* [Material supplied]
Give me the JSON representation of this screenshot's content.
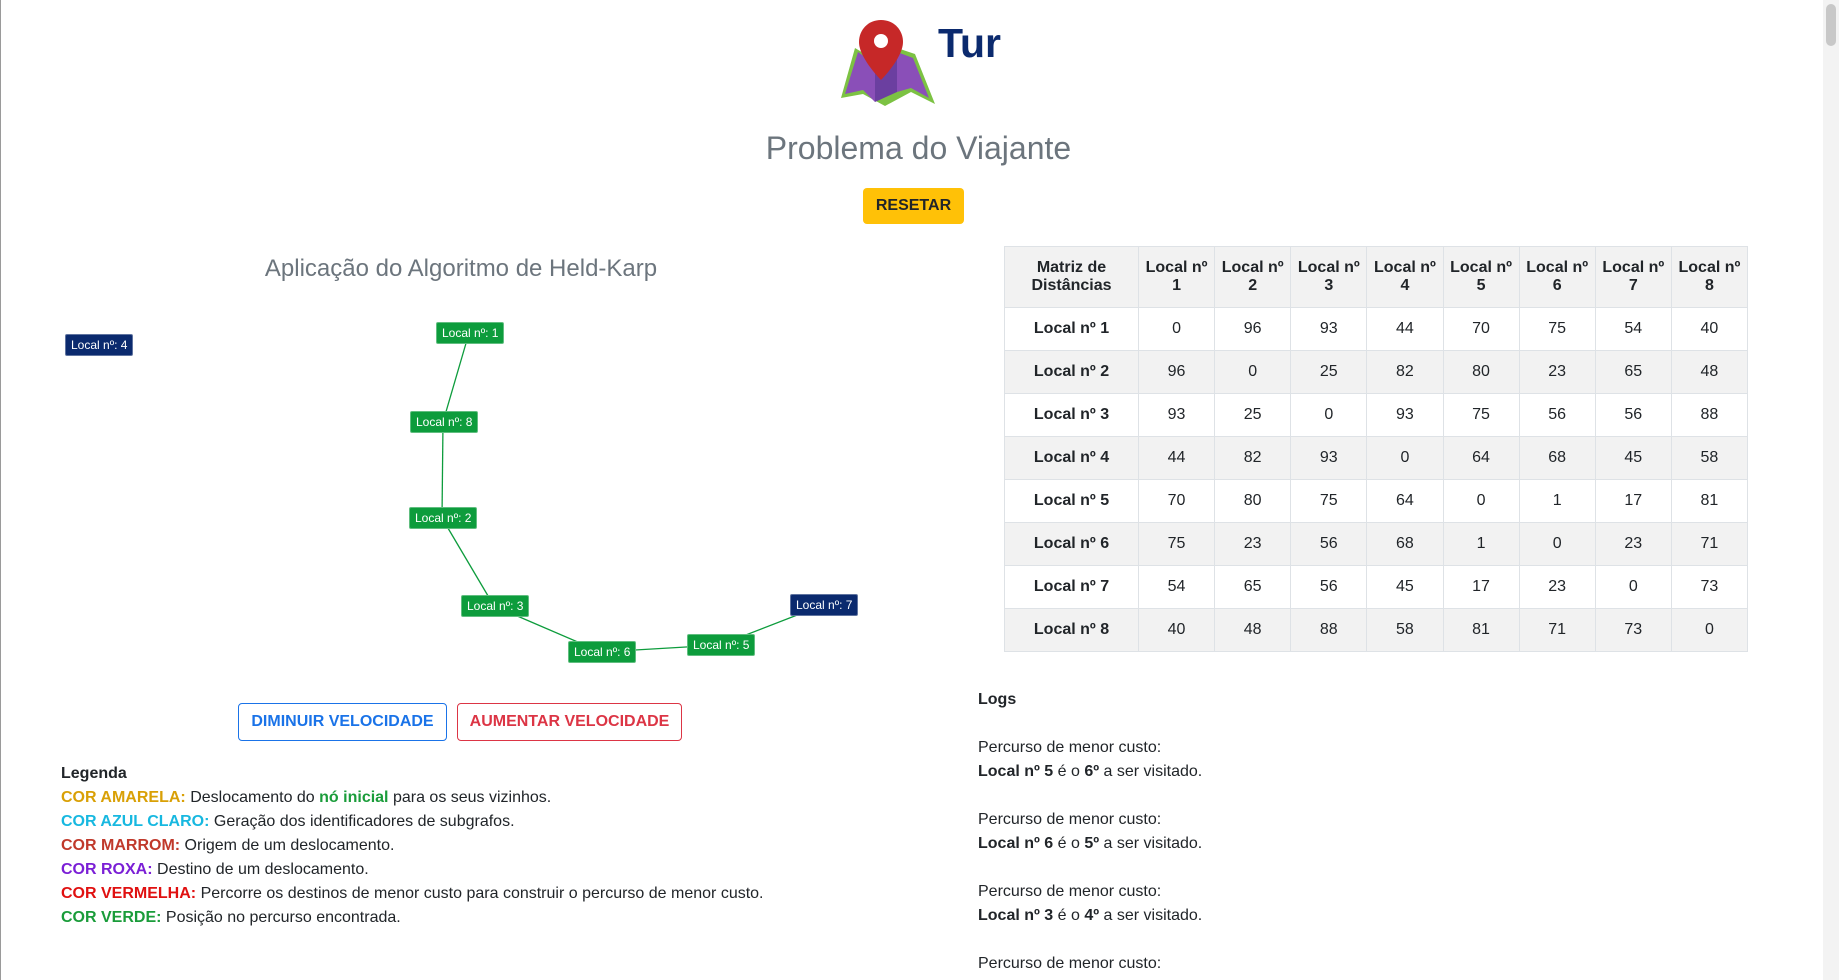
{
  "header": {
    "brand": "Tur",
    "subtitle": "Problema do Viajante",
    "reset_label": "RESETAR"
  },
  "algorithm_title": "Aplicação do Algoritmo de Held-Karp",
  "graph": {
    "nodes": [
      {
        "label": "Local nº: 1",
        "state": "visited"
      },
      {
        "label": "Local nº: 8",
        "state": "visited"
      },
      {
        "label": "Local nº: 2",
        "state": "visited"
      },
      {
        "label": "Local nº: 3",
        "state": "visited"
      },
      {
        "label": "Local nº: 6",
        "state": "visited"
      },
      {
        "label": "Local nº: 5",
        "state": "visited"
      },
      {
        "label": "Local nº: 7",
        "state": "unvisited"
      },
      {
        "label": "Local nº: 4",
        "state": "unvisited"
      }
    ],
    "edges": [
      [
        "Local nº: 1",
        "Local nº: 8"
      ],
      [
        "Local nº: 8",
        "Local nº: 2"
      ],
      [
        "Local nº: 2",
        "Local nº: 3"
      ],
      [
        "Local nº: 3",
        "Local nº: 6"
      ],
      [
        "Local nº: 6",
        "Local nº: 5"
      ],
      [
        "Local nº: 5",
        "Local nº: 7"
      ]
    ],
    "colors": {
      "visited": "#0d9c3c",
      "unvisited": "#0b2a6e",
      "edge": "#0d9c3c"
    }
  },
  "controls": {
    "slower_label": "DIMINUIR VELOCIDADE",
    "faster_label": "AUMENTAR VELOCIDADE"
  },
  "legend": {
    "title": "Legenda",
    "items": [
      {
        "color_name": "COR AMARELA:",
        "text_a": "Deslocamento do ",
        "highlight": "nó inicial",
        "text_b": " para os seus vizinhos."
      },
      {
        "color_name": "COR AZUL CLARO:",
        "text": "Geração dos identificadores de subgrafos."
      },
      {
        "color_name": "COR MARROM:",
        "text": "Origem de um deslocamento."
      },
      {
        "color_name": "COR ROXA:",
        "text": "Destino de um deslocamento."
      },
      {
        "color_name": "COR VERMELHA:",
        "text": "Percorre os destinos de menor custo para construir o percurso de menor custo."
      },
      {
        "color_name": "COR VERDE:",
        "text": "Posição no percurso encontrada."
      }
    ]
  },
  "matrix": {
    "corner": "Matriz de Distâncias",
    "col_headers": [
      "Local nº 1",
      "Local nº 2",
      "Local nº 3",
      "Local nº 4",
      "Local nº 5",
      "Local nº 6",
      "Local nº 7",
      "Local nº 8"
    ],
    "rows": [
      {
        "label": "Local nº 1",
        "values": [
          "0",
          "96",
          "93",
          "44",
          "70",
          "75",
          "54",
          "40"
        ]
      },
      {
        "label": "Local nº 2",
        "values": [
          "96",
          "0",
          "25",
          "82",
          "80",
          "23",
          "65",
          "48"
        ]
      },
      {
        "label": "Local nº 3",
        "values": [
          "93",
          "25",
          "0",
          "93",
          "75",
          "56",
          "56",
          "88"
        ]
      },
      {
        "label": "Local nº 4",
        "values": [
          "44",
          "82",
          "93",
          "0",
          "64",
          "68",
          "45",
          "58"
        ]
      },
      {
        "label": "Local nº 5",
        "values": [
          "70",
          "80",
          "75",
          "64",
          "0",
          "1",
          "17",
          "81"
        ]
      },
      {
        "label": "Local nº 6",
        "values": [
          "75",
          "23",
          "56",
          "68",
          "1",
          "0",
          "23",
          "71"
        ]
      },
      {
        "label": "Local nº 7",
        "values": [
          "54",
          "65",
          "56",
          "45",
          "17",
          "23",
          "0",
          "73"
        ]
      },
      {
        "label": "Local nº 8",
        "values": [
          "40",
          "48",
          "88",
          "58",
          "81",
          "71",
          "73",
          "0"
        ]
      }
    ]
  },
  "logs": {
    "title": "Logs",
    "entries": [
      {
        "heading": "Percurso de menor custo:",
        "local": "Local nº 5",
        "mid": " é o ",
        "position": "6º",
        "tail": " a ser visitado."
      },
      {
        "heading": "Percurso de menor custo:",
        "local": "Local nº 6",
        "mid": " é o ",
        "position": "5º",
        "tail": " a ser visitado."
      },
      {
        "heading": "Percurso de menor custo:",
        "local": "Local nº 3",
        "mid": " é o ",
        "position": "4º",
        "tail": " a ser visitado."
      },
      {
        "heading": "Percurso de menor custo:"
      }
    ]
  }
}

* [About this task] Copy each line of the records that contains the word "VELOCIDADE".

* [Task solution]
    "slower_label": "DIMINUIR VELOCIDADE",
    "faster_label": "AUMENTAR VELOCIDADE"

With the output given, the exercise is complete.